*** Provided records Section Begins ***

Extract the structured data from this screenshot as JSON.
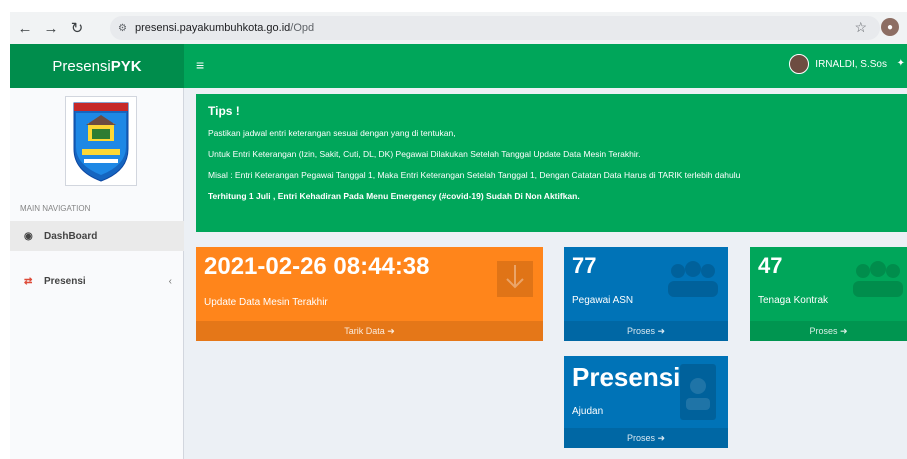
{
  "browser": {
    "url_host": "presensi.payakumbuhkota.go.id",
    "url_path": "/Opd"
  },
  "header": {
    "logo_prefix": "Presensi",
    "logo_suffix": "PYK",
    "user_name": "IRNALDI, S.Sos"
  },
  "sidebar": {
    "nav_heading": "MAIN NAVIGATION",
    "items": [
      {
        "label": "DashBoard",
        "icon": "dashboard-icon"
      },
      {
        "label": "Presensi",
        "icon": "exchange-icon"
      }
    ]
  },
  "tips": {
    "title": "Tips !",
    "lines": [
      "Pastikan jadwal entri keterangan sesuai dengan yang di tentukan,",
      "Untuk Entri Keterangan (Izin, Sakit, Cuti, DL, DK) Pegawai Dilakukan Setelah Tanggal Update Data Mesin Terakhir.",
      "Misal : Entri Keterangan Pegawai Tanggal 1, Maka Entri Keterangan Setelah Tanggal 1, Dengan Catatan Data Harus di TARIK terlebih dahulu"
    ],
    "notice": "Terhitung 1 Juli , Entri Kehadiran Pada Menu Emergency (#covid-19) Sudah Di Non Aktifkan."
  },
  "boxes": {
    "update": {
      "value": "2021-02-26 08:44:38",
      "label": "Update Data Mesin Terakhir",
      "footer": "Tarik Data"
    },
    "asn": {
      "value": "77",
      "label": "Pegawai ASN",
      "footer": "Proses"
    },
    "kontrak": {
      "value": "47",
      "label": "Tenaga Kontrak",
      "footer": "Proses"
    },
    "presensi": {
      "value": "Presensi",
      "label": "Ajudan",
      "footer": "Proses"
    }
  },
  "colors": {
    "green": "#00a65a",
    "green_dark": "#008d4c",
    "orange": "#ff851b",
    "blue": "#0073b7"
  }
}
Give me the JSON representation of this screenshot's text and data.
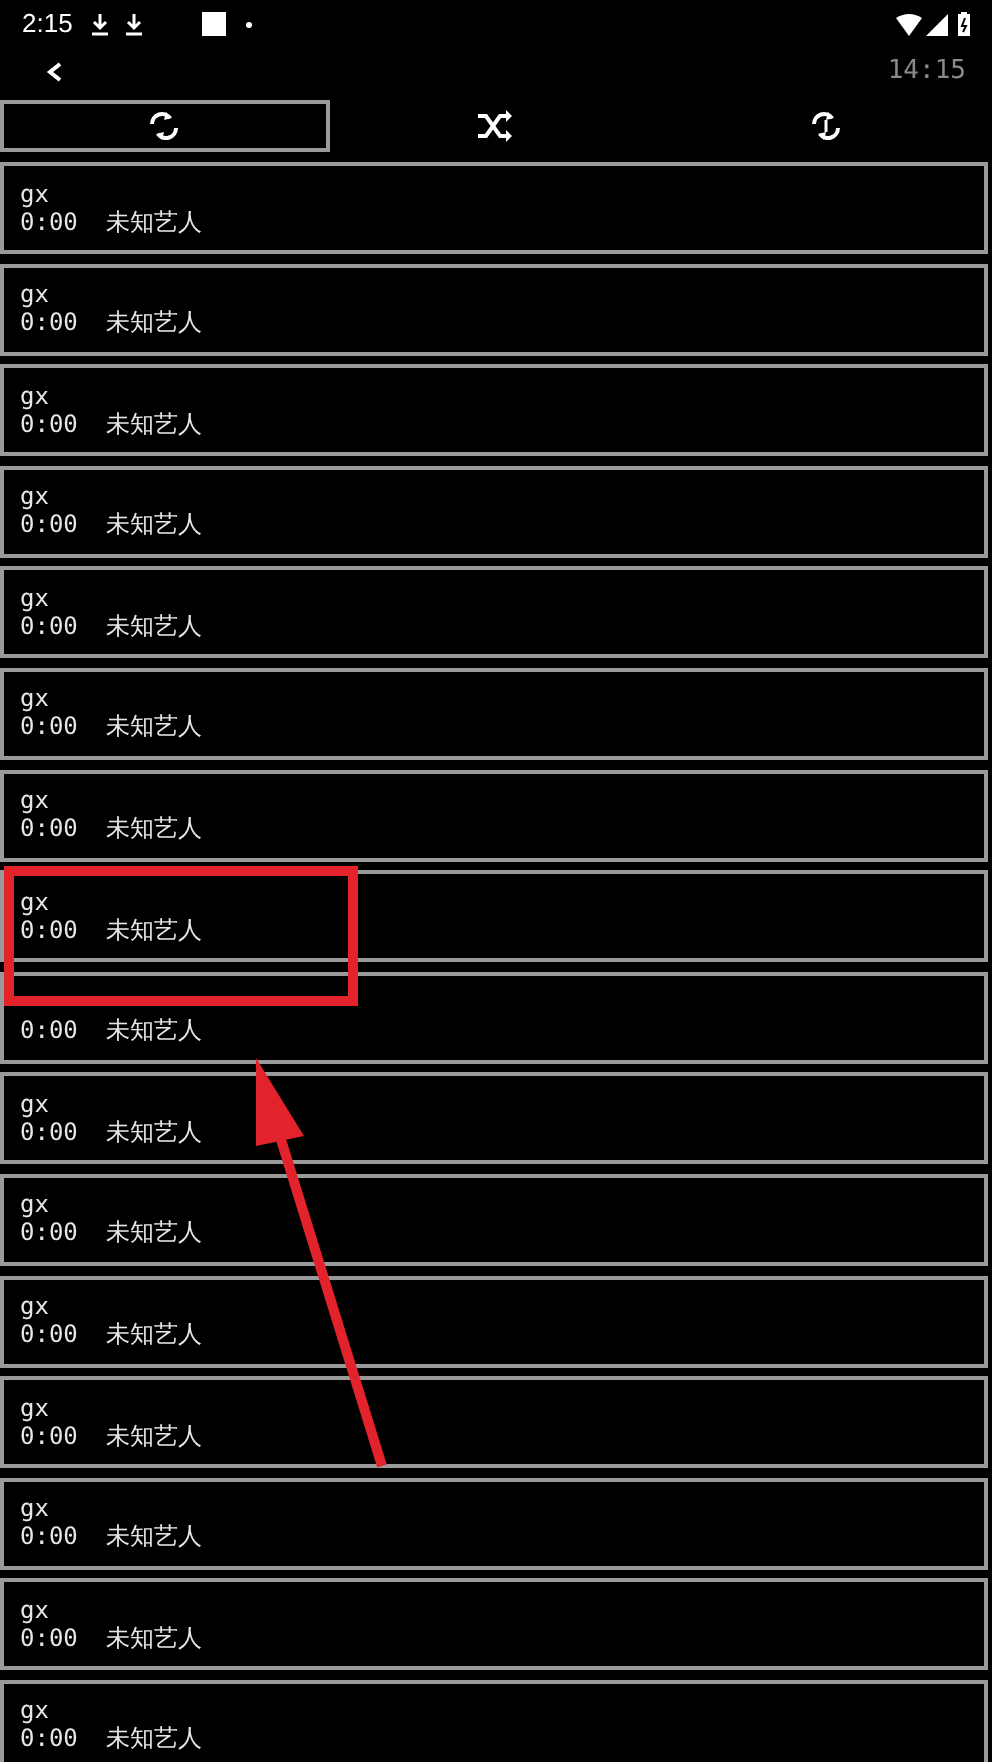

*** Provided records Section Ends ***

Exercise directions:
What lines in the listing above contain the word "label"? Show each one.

Answer to this exercise:
        "label": "DashBoard",
        "label": "Presensi",
      "label": "Update Data Mesin Terakhir",
      "label": "Pegawai ASN",
      "label": "Tenaga Kontrak",
      "label": "Ajudan",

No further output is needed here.